# Calculus/Rolle's Theorem

 ← Extreme Value Theorem Calculus Mean Value Theorem for Functions → Rolle's Theorem
Rolle's Theorem
If a function, $f(x)\$ , is continuous on the closed interval $[a,b]\$ , is differentiable on the open interval $(a,b)\$ , and $f(a)=f(b)\$ , then there exists at least one number c, in the interval $(a,b)\$ such that $f'(c)=0\ .$ Rolle's Theorem is important in proving the Mean Value Theorem.

## Examples

Example:

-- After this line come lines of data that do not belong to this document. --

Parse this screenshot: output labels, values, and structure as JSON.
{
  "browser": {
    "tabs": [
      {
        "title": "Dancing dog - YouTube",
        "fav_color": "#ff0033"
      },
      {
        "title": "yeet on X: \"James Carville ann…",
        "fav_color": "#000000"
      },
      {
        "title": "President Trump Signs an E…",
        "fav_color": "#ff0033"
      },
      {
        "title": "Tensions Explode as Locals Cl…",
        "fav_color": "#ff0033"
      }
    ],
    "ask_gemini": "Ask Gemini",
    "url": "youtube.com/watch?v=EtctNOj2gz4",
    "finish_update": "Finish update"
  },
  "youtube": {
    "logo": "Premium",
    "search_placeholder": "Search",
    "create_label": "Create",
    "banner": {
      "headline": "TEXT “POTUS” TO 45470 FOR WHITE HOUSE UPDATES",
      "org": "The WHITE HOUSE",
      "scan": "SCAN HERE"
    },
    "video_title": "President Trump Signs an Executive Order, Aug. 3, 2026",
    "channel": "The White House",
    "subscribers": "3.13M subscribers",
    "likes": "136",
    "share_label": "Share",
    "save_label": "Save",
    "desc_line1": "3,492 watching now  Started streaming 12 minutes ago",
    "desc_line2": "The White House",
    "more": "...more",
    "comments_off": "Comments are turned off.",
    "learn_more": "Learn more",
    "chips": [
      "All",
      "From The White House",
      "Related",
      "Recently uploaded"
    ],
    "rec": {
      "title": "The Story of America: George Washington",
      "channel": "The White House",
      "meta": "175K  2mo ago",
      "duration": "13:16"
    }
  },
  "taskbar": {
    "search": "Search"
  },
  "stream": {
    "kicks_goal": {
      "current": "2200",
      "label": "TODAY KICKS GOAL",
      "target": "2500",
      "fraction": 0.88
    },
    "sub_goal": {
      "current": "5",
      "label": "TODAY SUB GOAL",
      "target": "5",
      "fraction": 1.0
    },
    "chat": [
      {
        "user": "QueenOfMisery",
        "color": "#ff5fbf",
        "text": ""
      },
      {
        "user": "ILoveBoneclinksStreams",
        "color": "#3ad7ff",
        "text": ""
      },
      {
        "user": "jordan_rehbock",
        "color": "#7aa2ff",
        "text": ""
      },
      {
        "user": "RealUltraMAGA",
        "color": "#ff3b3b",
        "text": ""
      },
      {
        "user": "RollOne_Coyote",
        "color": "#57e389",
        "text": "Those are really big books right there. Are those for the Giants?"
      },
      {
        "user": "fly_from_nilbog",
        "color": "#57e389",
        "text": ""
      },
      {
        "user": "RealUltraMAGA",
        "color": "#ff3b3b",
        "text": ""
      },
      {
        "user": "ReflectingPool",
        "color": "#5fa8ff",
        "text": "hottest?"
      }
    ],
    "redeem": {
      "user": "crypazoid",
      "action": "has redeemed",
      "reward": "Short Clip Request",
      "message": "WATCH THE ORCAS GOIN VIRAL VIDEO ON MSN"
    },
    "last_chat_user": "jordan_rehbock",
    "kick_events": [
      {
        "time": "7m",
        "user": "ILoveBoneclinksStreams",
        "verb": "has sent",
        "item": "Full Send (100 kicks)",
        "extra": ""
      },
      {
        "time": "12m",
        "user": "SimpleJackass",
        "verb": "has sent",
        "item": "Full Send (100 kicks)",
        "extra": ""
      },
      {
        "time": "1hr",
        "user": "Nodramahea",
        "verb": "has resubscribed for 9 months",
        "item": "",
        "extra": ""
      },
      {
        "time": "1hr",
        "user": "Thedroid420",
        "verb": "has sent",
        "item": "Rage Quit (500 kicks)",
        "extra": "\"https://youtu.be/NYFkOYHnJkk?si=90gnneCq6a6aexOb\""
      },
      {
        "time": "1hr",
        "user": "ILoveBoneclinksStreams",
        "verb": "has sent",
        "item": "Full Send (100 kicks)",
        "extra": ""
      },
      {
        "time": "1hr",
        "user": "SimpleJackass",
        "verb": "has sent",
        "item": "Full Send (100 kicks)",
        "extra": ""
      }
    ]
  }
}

$f(x)=x^{2}-3x$ . Show that Rolle's Theorem holds true somewhere within this function. To do so, evaluate the x-intercepts and use those points as your interval.

Solution:

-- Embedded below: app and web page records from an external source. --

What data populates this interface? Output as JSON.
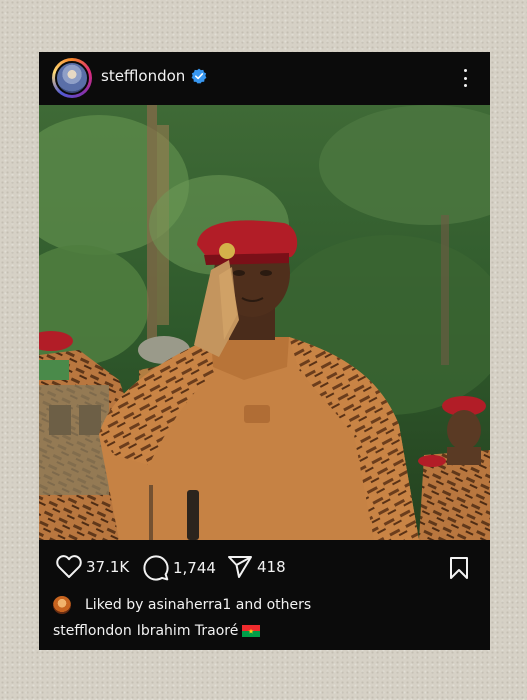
{
  "post": {
    "username": "stefflondon",
    "verified": true,
    "icons": {
      "verified": "verified-badge-icon",
      "more": "more-options-icon"
    }
  },
  "actions": {
    "likes_count": "37.1K",
    "comments_count": "1,744",
    "shares_count": "418",
    "icons": [
      "heart-icon",
      "comment-icon",
      "share-icon",
      "bookmark-icon"
    ]
  },
  "likes": {
    "text": "Liked by asinaherra1 and others"
  },
  "caption": {
    "username": "stefflondon",
    "text": "Ibrahim Traoré"
  },
  "colors": {
    "card_background": "#0b0b0b",
    "page_background": "#d6d1c6",
    "verified_blue": "#3897f0",
    "text": "#f2f2f2",
    "beret_red": "#b21d27"
  }
}
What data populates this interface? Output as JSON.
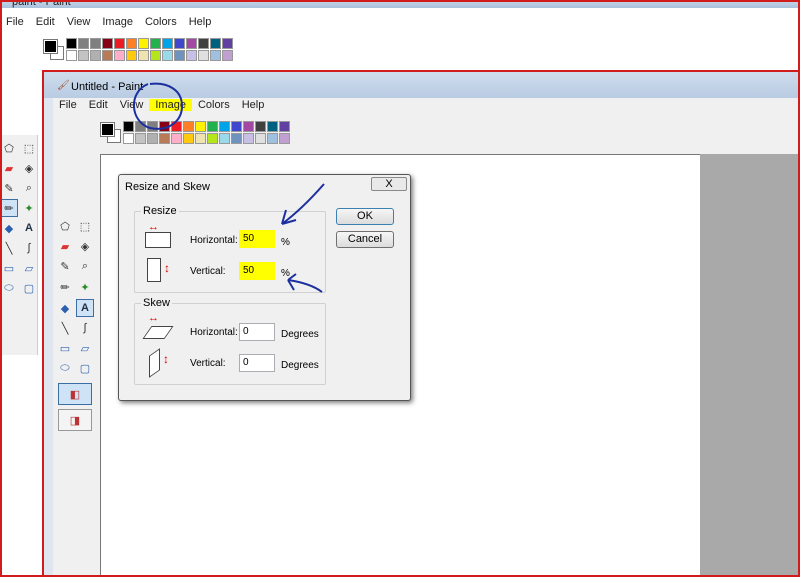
{
  "outer_window": {
    "title": "paint - Paint",
    "menu": [
      "File",
      "Edit",
      "View",
      "Image",
      "Colors",
      "Help"
    ]
  },
  "inner_window": {
    "title": "Untitled - Paint",
    "menu": [
      "File",
      "Edit",
      "View",
      "Image",
      "Colors",
      "Help"
    ]
  },
  "palette_colors": [
    "#000000",
    "#808080",
    "#7f7f7f",
    "#880015",
    "#ed1c24",
    "#ff7f27",
    "#fff200",
    "#22b14c",
    "#00a2e8",
    "#3f48cc",
    "#a349a4",
    "#404040",
    "#006080",
    "#6040a0",
    "#ffffff",
    "#c3c3c3",
    "#b0b0b0",
    "#b97a57",
    "#ffaec9",
    "#ffc90e",
    "#efe4b0",
    "#b5e61d",
    "#99d9ea",
    "#7092be",
    "#c8bfe7",
    "#e0e0e0",
    "#a0c0e0",
    "#c0a0d0"
  ],
  "dialog": {
    "title": "Resize and Skew",
    "close": "X",
    "resize": {
      "label": "Resize",
      "horizontal_label": "Horizontal:",
      "horizontal_value": "50",
      "horizontal_unit": "%",
      "vertical_label": "Vertical:",
      "vertical_value": "50",
      "vertical_unit": "%"
    },
    "skew": {
      "label": "Skew",
      "horizontal_label": "Horizontal:",
      "horizontal_value": "0",
      "horizontal_unit": "Degrees",
      "vertical_label": "Vertical:",
      "vertical_value": "0",
      "vertical_unit": "Degrees"
    },
    "ok": "OK",
    "cancel": "Cancel"
  },
  "colors": {
    "highlight": "#ffff00",
    "annotation_ink": "#1b2f9e",
    "red_border": "#d21c1c"
  }
}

1: The question wishes for us to use the x-intercepts as the endpoints of our interval.

Factor the expression to obtain $x(x-3)=0$ . x = 0 and x = 3 are our two endpoints. We know that f(0) and f(3) are the same, thus that satisfies the first part of Rolle's theorem (f(a) = f(b)).

2: Now by Rolle's Theorem, we know that somewhere between these points, the slope will be zero. Where? Easy: Take the derivative.

$dy \over dx$  $=2x-3$

Thus, at $x=3/2$ , we have a spot with a slope of zero. We know that $3/2$  (or 1.5) is between 0 and 3. Thus, Rolle's Theorem is true for this (as it is for all cases). This was merely a demonstration.